NAIROBI (Reuters) - Jacob Mulee, coach of Kenya’s national team Harambee Stars and of club side Tusker, was a worried man two years ago when he was caught up in the factional politics that split Kenya’s soccer federation in two.
“We had two factions of the federation, two parallel leagues running, and I was caught between a stone and a hard place. As a coach of one of the top clubs in the country, I did not know (who) to back or which league to enter my team in,” Mulee told Reuters.
Mulee is happy now, with the quarrelling over and news that Kenya is to get its first artificial pitch and a big television sponsorship deal.
“These are signs of a bright future for the game. Our players will be marketed to the world,” said Mulee.
The Kenyan game’s troubles, with the government intervening to disband the Kenyan Football Federation (KFF) and set up a caretaker committee, led world governing body FIFA to suspend the east African nation from all international competitions.
Delegations were sent from FIFA to help sort out matters and the government backed down. The rebel league fizzled out, the suspension was lifted and, for the first time in four years, Kenyan clubs played in a single Premier League. The season ended last month with Mulee’s Tusker winning the title.
November also brought news that FIFA, as part of a $70-million pan-African project, would install Kenya’s first artificial pitch in a Nairobi stadium.
Hard on the heels of that announcement came news that a pay television channel with a global audience had entered into a four-year, $5.5-million sponsorship deal to showcase Kenyan soccer.
The agreement with South African-owned SuperSport International to sponsor the Premier League from next year was signed on November 24 and was hailed as a milestone by club officials.
Kenya Premier League (KPL) vice-chairman Gerald Chege said the specific amounts to be paid to clubs had not yet been agreed but would be known by the time the league started up again in February.
He said each Premier League club might receive between 2.5 million and three million Kenyan shillings ($40,390 to $48,470), a big bonus for clubs used to surviving on shoestring budgets.
The artificial pitch, being laid under a FIFA 2010 World Cup initiative, will cost 42 million Kenyan shillings and will be at the 15,000-seat Nairobi City Stadium, not far from the central business district.
The stadium, built by the colonial government in the early 1920s, was the first in the Kenyan capital before the 35,000-seater Nyayo National Stadium and the Chinese-built, 65,000-seater Moi International Sports Stadium were added in the 1980s.
Under the FIFA initiative, all but one of Africa’s 53 member countries will get artificial pitches, the exception being 2010 World Cup hosts South Africa.
FIFA’s development officer in charge of Africa, Ashford Mamelodi, said the project would ensure that every country on the continent got some benefit from the first World Cup to be staged there.
“Every country in Africa will win something, even those who will not be at the finals.
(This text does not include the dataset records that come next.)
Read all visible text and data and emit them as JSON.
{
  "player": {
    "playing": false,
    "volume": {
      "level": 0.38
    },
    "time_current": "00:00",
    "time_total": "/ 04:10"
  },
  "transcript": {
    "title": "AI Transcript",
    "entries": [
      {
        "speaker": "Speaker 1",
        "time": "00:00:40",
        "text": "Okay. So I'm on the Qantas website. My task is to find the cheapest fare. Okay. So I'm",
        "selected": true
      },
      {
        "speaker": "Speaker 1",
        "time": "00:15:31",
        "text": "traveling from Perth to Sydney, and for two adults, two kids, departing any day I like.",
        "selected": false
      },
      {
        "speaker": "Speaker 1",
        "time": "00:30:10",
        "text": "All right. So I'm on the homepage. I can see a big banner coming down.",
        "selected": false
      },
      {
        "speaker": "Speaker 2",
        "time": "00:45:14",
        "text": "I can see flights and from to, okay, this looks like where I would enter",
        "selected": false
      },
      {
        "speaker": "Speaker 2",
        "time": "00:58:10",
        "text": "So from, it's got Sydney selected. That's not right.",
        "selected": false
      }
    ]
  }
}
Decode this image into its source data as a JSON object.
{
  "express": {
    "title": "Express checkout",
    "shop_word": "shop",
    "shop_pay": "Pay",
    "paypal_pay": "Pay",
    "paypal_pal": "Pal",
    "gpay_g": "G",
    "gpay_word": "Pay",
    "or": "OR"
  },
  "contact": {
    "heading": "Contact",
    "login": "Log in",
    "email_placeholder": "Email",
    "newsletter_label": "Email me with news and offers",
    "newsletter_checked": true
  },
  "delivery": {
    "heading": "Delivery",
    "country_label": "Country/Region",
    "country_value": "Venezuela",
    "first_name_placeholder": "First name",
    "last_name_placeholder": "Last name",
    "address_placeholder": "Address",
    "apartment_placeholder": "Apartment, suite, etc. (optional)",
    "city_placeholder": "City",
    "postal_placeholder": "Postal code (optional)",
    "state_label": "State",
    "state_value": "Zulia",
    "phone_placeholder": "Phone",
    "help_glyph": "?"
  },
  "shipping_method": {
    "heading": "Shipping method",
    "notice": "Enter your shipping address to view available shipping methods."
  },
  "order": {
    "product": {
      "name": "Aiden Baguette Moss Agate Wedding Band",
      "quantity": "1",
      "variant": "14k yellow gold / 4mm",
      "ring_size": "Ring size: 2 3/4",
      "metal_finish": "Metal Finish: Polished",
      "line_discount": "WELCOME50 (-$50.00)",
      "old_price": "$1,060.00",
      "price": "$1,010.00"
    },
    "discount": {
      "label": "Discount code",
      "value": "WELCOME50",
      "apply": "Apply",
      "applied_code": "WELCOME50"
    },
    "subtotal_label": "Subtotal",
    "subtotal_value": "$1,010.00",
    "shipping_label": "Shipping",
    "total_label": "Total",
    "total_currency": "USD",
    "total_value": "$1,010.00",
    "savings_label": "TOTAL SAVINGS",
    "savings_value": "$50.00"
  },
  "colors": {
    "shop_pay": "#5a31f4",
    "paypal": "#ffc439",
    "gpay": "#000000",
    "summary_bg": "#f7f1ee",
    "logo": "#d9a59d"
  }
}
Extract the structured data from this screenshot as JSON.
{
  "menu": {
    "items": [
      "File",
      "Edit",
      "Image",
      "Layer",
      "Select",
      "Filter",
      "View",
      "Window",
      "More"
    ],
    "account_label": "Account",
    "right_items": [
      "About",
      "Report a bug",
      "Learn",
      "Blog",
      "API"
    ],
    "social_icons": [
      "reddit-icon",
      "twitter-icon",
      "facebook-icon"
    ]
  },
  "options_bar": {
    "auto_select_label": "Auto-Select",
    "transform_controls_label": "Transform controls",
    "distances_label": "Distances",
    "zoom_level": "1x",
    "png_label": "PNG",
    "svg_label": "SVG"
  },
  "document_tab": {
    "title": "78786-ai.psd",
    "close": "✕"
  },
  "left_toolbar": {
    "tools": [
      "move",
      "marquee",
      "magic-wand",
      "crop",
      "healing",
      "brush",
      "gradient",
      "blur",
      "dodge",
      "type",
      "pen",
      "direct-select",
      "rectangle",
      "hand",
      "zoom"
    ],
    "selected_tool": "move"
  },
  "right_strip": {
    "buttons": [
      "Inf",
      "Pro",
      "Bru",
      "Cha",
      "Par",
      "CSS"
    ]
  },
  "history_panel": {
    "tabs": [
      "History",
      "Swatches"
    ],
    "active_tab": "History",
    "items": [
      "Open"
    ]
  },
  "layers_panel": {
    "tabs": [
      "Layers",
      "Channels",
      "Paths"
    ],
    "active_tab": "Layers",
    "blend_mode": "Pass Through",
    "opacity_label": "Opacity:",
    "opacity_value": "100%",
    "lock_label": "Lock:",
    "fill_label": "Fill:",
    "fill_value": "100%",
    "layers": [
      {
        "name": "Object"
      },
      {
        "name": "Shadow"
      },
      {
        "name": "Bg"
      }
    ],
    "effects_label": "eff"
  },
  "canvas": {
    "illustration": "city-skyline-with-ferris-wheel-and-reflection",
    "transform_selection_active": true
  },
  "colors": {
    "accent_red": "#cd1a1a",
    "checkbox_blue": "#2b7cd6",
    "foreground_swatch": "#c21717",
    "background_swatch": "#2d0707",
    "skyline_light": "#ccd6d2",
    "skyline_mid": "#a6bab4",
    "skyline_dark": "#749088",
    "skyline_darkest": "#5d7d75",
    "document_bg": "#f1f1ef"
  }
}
This is why FIFA takes the project seriously,” Mamelodi told reporters.
KFF secretary Sammy Obingo said Kenya wanted to put its troubles behind it and look forward.
“Those wrangles drew us so much behind,” Obingo said. “We want to market Kenya as a destination for European teams who’ll be going to the 2010 World Cup.”
Editing by Clare Fallon